A die cut is created by using a sharp steel blade formed into a specific shape, then cut through the paper. Think about how a steel cookie cutter would work; just substitute the dough with paper. The shapes for die cutting are nearly limitless circles, squares, holes, curves, stair-stepped, rounded corners, sharp points, just to name a few. The die cut form, or "die", is usually customized to the piece it is creating, and it creates a very crisp, smooth edge that can include fine detail and a very distinctive look, which cannot be achieved with a standard cut. Take a look at the video to see die cutting in action, and the finished piece.
How is die cutting done?Die cutting starts with a die consisting of a sharp thin metal blade formed into the shape that will be cut out of the paper or other substrate. The die is embedded into a block of wood that is securely held in a die cutting press. The paper is fed onto the die and they are both pressed under pressure against a metal plate or cylinder, cutting the shape into the paper. In most cases, tiny uncut ticks are left around the edge of the shape to hold the cut shape in the parent sheet until it can be stripped out later by hand. This is done to facilitate easier handling of the die cut sheets of paper during processing.
Why you should use a Die CutDie cutting sample As you look for ways to add a die cut to your piece, think about the purpose of it, and what kind of message you want to deliver. Are you looking for a classic shape, such as an effect of a family crest or scrollwork? Or perhaps something wild or unique, like the top of palm tree, a car, and the wings of a bird or even a butterfly?
As well, your industry can provide additional creative direction. Construction companies, real estate agents or architects could use the outline of a roof or building, restaurants perhaps could use the corner of a napkin or even a fork or basil leaf; the possibilities are nearly limitless.
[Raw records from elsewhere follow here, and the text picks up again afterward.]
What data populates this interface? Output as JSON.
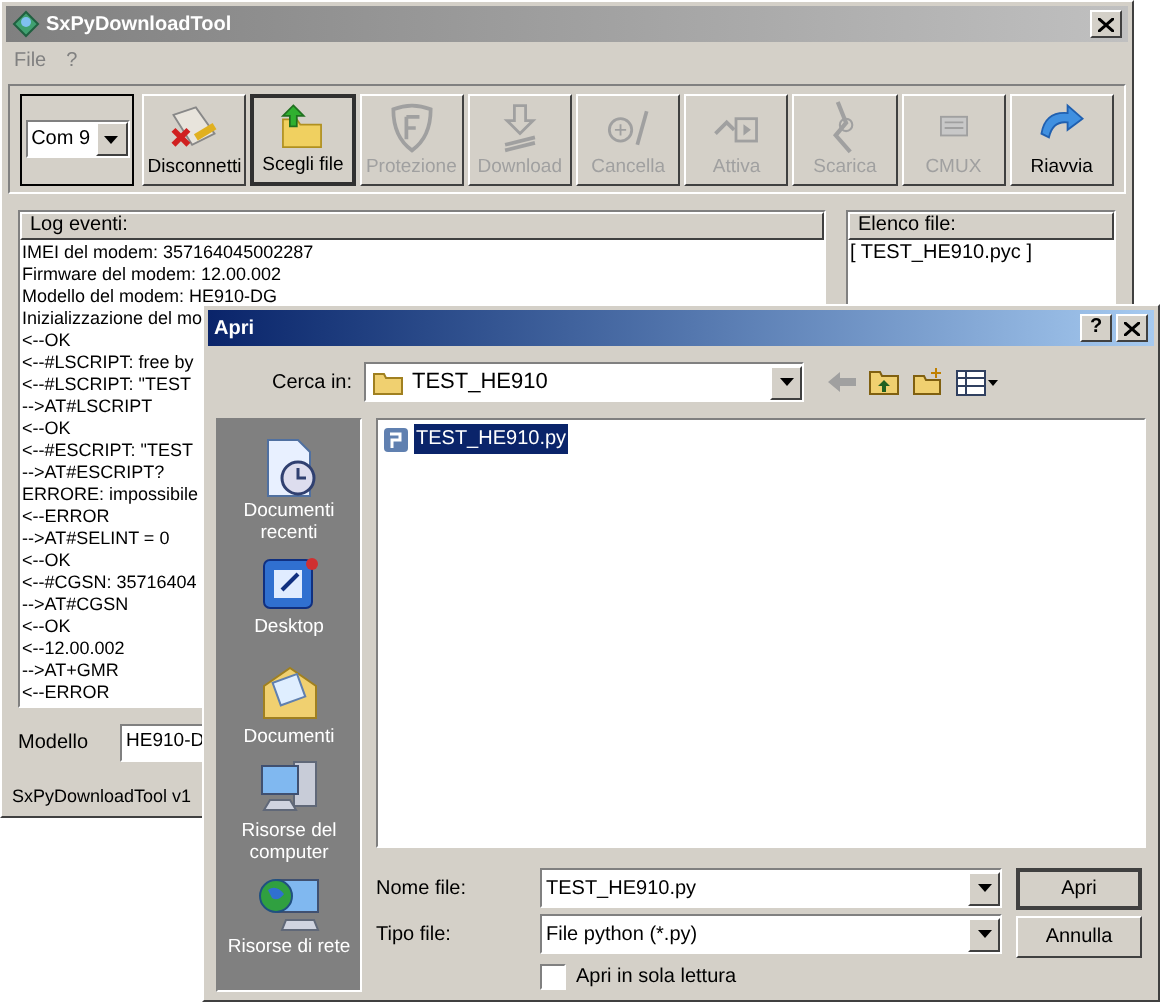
{
  "window": {
    "title": "SxPyDownloadTool"
  },
  "menu": [
    "File",
    "?"
  ],
  "toolbar": {
    "port": {
      "value": "Com 9"
    },
    "buttons": [
      {
        "label": "Disconnetti",
        "disabled": false,
        "focused": false
      },
      {
        "label": "Scegli file",
        "disabled": false,
        "focused": true
      },
      {
        "label": "Protezione",
        "disabled": true,
        "focused": false
      },
      {
        "label": "Download",
        "disabled": true,
        "focused": false
      },
      {
        "label": "Cancella",
        "disabled": true,
        "focused": false
      },
      {
        "label": "Attiva",
        "disabled": true,
        "focused": false
      },
      {
        "label": "Scarica",
        "disabled": true,
        "focused": false
      },
      {
        "label": "CMUX",
        "disabled": true,
        "focused": false
      },
      {
        "label": "Riavvia",
        "disabled": false,
        "focused": false
      }
    ]
  },
  "log": {
    "title": "Log eventi:",
    "lines": [
      "IMEI del modem: 357164045002287",
      "Firmware del modem: 12.00.002",
      "Modello del modem: HE910-DG",
      "Inizializzazione del mo",
      "<--OK",
      "<--#LSCRIPT: free by",
      "<--#LSCRIPT: \"TEST",
      "-->AT#LSCRIPT",
      "<--OK",
      "<--#ESCRIPT: \"TEST",
      "-->AT#ESCRIPT?",
      "ERRORE: impossibile",
      "<--ERROR",
      "-->AT#SELINT = 0",
      "<--OK",
      "<--#CGSN: 35716404",
      "-->AT#CGSN",
      "<--OK",
      "<--12.00.002",
      "-->AT+GMR",
      "<--ERROR"
    ]
  },
  "file_list": {
    "title": "Elenco file:",
    "items": [
      "[ TEST_HE910.pyc ]"
    ]
  },
  "model": {
    "label": "Modello",
    "value": "HE910-D"
  },
  "status_bar": "SxPyDownloadTool v1",
  "dialog": {
    "title": "Apri",
    "help_button": "?",
    "look_in": {
      "label": "Cerca in:",
      "value": "TEST_HE910"
    },
    "places": [
      "Documenti recenti",
      "Desktop",
      "Documenti",
      "Risorse del computer",
      "Risorse di rete"
    ],
    "files": [
      {
        "name": "TEST_HE910.py",
        "selected": true
      }
    ],
    "file_name": {
      "label": "Nome file:",
      "value": "TEST_HE910.py"
    },
    "file_type": {
      "label": "Tipo file:",
      "value": "File python (*.py)"
    },
    "read_only": {
      "label": "Apri in sola lettura",
      "checked": false
    },
    "buttons": [
      "Apri",
      "Annulla"
    ]
  }
}
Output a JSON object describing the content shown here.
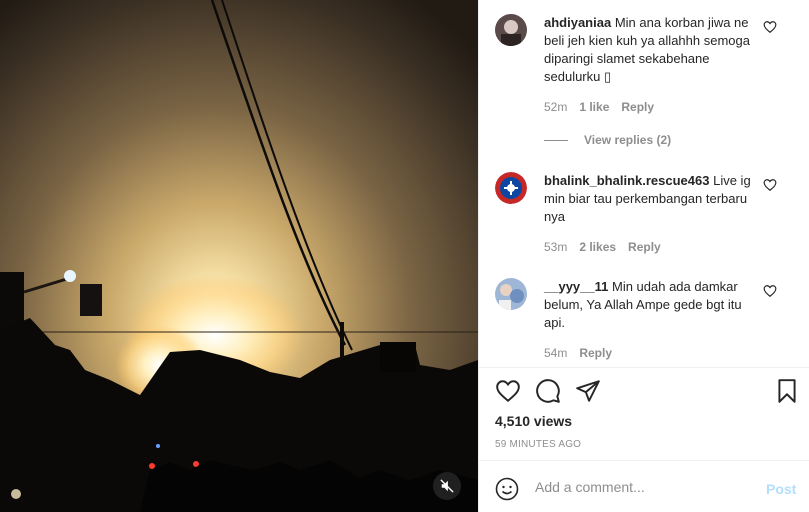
{
  "video": {
    "mute_icon": "speaker-muted-icon"
  },
  "comments": [
    {
      "username": "ahdiyaniaa",
      "text": "Min ana korban jiwa ne beli jeh kien kuh ya allahhh semoga diparingi slamet sekabehane sedulurku ▯",
      "time": "52m",
      "likes": "1 like",
      "reply_label": "Reply",
      "view_replies": "View replies (2)"
    },
    {
      "username": "bhalink_bhalink.rescue463",
      "text": "Live ig min biar tau perkembangan terbaru nya",
      "time": "53m",
      "likes": "2 likes",
      "reply_label": "Reply"
    },
    {
      "username": "__yyy__11",
      "text": "Min udah ada damkar belum, Ya Allah Ampe gede bgt itu api.",
      "time": "54m",
      "reply_label": "Reply"
    }
  ],
  "actions": {
    "icons": [
      "heart-icon",
      "comment-icon",
      "share-icon",
      "bookmark-icon"
    ],
    "views": "4,510 views",
    "posted": "59 MINUTES AGO"
  },
  "add_comment": {
    "placeholder": "Add a comment...",
    "post_label": "Post"
  },
  "colors": {
    "link_blue_disabled": "#b2dffc",
    "secondary_text": "#8e8e8e",
    "border": "#efefef"
  }
}
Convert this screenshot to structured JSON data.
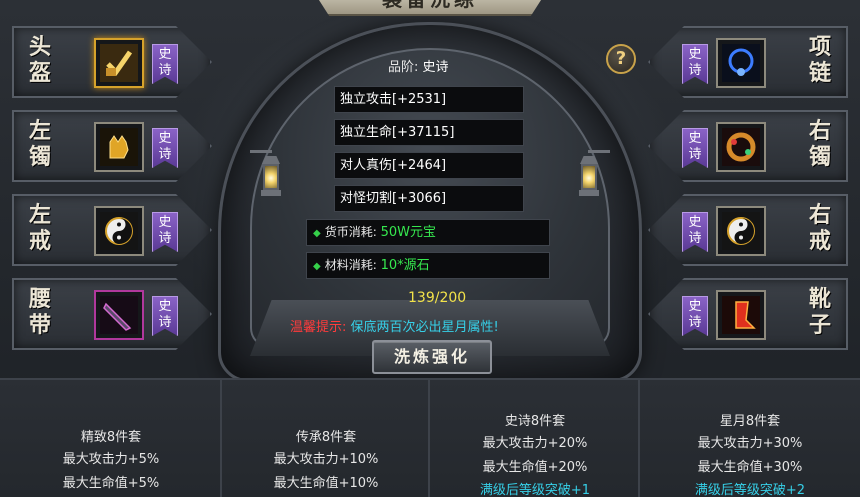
{
  "title": "装备洗练",
  "help_label": "?",
  "slots_left": [
    {
      "name": "头盔",
      "grade": "史诗",
      "icon": "helmet-icon"
    },
    {
      "name": "左镯",
      "grade": "史诗",
      "icon": "bracelet-icon"
    },
    {
      "name": "左戒",
      "grade": "史诗",
      "icon": "ring-icon"
    },
    {
      "name": "腰带",
      "grade": "史诗",
      "icon": "belt-icon"
    }
  ],
  "slots_right": [
    {
      "name": "项链",
      "grade": "史诗",
      "icon": "necklace-icon"
    },
    {
      "name": "右镯",
      "grade": "史诗",
      "icon": "bracelet-icon"
    },
    {
      "name": "右戒",
      "grade": "史诗",
      "icon": "ring-icon"
    },
    {
      "name": "靴子",
      "grade": "史诗",
      "icon": "boots-icon"
    }
  ],
  "panel": {
    "grade_label": "品阶:",
    "grade_value": "史诗",
    "attributes": [
      "独立攻击[+2531]",
      "独立生命[+37115]",
      "对人真伤[+2464]",
      "对怪切割[+3066]"
    ],
    "currency_label": "货币消耗:",
    "currency_value": "50W元宝",
    "material_label": "材料消耗:",
    "material_value": "10*源石",
    "progress": "139/200",
    "tip_label": "温馨提示:",
    "tip_text": "保底两百次必出星月属性!",
    "refine_button": "洗炼强化"
  },
  "sets": [
    {
      "title": "精致8件套",
      "lines": [
        "最大攻击力+5%",
        "最大生命值+5%"
      ]
    },
    {
      "title": "传承8件套",
      "lines": [
        "最大攻击力+10%",
        "最大生命值+10%"
      ]
    },
    {
      "title": "史诗8件套",
      "lines": [
        "最大攻击力+20%",
        "最大生命值+20%"
      ],
      "bonus": "满级后等级突破+1"
    },
    {
      "title": "星月8件套",
      "lines": [
        "最大攻击力+30%",
        "最大生命值+30%"
      ],
      "bonus": "满级后等级突破+2"
    }
  ]
}
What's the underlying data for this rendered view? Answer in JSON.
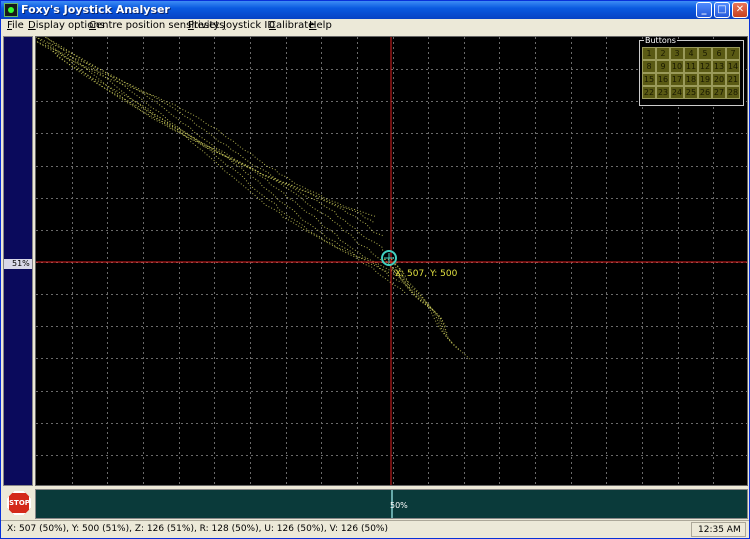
{
  "window": {
    "title": "Foxy's Joystick Analyser"
  },
  "title_buttons": {
    "min": "_",
    "max": "□",
    "close": "✕"
  },
  "menu": [
    "File",
    "Display options",
    "Centre position sensitivity",
    "Presets",
    "Joystick ID",
    "Calibrate",
    "Help"
  ],
  "y_axis": {
    "center_label": "51%"
  },
  "x_axis": {
    "center_label": "50%"
  },
  "crosshair": {
    "label": "X: 507, Y: 500"
  },
  "buttons_panel": {
    "title": "Buttons",
    "buttons": [
      "1",
      "2",
      "3",
      "4",
      "5",
      "6",
      "7",
      "8",
      "9",
      "10",
      "11",
      "12",
      "13",
      "14",
      "15",
      "16",
      "17",
      "18",
      "19",
      "20",
      "21",
      "22",
      "23",
      "24",
      "25",
      "26",
      "27",
      "28"
    ]
  },
  "stop_button": {
    "label": "STOP"
  },
  "status": {
    "text": "X: 507 (50%), Y: 500 (51%), Z: 126 (51%), R: 128 (50%), U: 126 (50%), V: 126 (50%)",
    "time": "12:35 AM"
  },
  "colors": {
    "grid": "#6a6a6a",
    "crosshair": "#e02020",
    "trail": "#d8d860",
    "cursor": "#40d0c0",
    "label": "#e0e040"
  },
  "icons": {
    "app": "joystick-app-icon",
    "cursor": "target-cursor-icon"
  }
}
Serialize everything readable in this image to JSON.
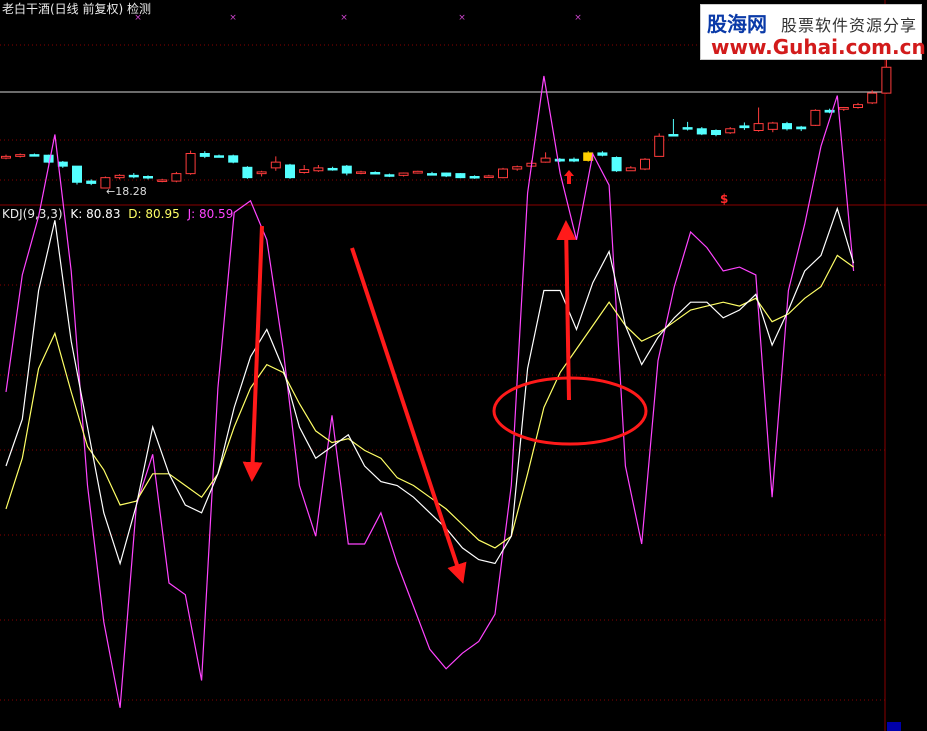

The real benefit of using a die cut is to get a potential customer to do a double-take, take a closer look, and check out what you have to offer. Sometimes it is that critical few seconds that can result in your business card, brochure or rack card being ignored or held onto and followed up on, just because of a unique finishing option—the multipurpose die cut.